Table of Contents | Published in July 1996

Portrait of a Retiree: Herbert Friedman

Retired field representative, Automobile Club of New York

By PS | July 1996

Retired field representative, Automobile Club of New York

Personal savings, Social Security, and some careful thinking about exactly how much he would need to retire on have provided Herbert Friedman with an income on which he lives modestly but contentedly in his senior years. When he went to work for the Automobile Club of New York in 1948, the age of ERISA protections was years away and the auto club offered only an unfunded pension plan, with retirement at 50% of the last year's salary after 20 years of service. But in 1966, just two years shy of Friedman's twentieth anniversary, the club terminated the plan and switched to a new one that is tax-exempt and fully funded.

After calculating down to the penny how much income he would need in retirement, Friedman elected to forfeit 6% of his pension benefits annually and take early retirement at 62. He gave up another 25% of those benefits in order to provide his wife Rita with 100% pension protection in the event of his death.

He and Rita now live on a fixed pension of $8,688 per year from the Automobile Club, a combined $15,446 in Social Security benefits, and about $3,000 from interest on certificates of deposit and a five-year annuity.

Friedman learned to count his pennies by example. He came of age in New York during the Depression. "I watched my father walk every morning about eight miles from our apartment on 184th Street in the Bronx to the garment district on 28th Street in Manhattan, and back again every evening, because he didn't want to waste a nickel on the subway," Friedman recalls with obvious pride and affection.

He graduated from Evander Childs High School in the Bronx in 1941, attended trade schools, and got a job as a sheet metal worker before joining the Air Force as an enlisted man at 21. With only a commercial high school diploma, he passed the rigorous exams and training to be a pilot. "I spent three wonderful years stateside," he recalls happily. "I got to fly, I didn't have to drop any bombs on anyone, and no one had to shoot at me."

After leaving the Air Force he worked in a gas station in the Bronx until his mother asked him one day, "When are you going to get a clean job?" So, in 1948, he took a job as a telephone receiver-dispatcher for the Automobile Club, where he stayed until 1983. In between he held 13 different positions, the last 10 years as a field representative in Brooklyn and Staten Island.

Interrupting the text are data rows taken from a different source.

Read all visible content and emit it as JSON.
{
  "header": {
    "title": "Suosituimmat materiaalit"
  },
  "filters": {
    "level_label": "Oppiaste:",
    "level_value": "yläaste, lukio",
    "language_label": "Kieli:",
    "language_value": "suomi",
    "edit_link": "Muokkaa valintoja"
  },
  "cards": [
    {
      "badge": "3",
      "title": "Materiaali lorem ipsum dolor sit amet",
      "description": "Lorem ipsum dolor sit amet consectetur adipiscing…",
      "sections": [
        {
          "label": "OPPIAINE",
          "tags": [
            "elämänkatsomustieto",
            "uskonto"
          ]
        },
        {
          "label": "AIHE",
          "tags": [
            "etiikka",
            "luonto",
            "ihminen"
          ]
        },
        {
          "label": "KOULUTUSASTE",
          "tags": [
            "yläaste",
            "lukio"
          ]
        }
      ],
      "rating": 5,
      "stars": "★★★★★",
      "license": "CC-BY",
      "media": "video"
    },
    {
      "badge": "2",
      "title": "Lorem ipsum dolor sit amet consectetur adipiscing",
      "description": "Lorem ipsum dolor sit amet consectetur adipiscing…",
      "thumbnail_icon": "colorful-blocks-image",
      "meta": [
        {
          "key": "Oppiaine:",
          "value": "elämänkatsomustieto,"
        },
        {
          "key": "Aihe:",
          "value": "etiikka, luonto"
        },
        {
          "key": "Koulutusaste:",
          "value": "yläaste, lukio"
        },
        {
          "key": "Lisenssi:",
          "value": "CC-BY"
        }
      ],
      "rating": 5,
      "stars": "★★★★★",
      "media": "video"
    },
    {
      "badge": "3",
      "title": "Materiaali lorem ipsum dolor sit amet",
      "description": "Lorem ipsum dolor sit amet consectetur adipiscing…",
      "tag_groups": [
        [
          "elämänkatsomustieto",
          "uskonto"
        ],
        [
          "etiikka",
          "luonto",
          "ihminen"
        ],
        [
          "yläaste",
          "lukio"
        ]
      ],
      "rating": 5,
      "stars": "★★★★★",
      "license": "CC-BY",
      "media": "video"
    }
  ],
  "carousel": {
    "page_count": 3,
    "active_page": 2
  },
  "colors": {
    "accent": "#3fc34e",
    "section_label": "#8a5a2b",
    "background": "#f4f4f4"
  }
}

Field reps handle complaints from service stations and from club members, identify new stations, and train their drivers.

The job was full of the unexpected. On one memorable night Friedman was called to help out at a station in the Flatbush section of Brooklyn that was overwhelmed with a heavy volume of emergency road service calls. At about 7 p.m. the owner emerged from his office dressed to the nines, and slipped away before Friedman could protest. "It turns out he was madly in love with a belly dancer at a Greek club down on the west side of Manhattan and no one could keep him away from her," Friedman relates. "The man was so crazy about her that he gave her a Mercedes. No one knows where he got the money."

Along the way, the Friedmans raised three sons, and are now grandparents. Living in retirement in Pearl River, New York, since quitting the Automobile Club, Herb retains both his New York City street smarts and his empathy for the "average working stiffs" of this world. Thanks to their careful planning, he and Rita, a Danish immigrant to whom he has now been married for 48 years, live more than contentedly on their modest $27,100 income.

That has been enough for them to manage two trips to Europe and numerous excursions around the US and Canada. How do they do it? Their mortgage is paid off, they own their own car, and they never pay interest on credit card debt. Beyond that, Friedman says, "We just watch what we spend. And if we don't need it, we don't buy it. I guess you could say our budget consciousness is deeply ingrained in our brain cells."

- Susan Arterian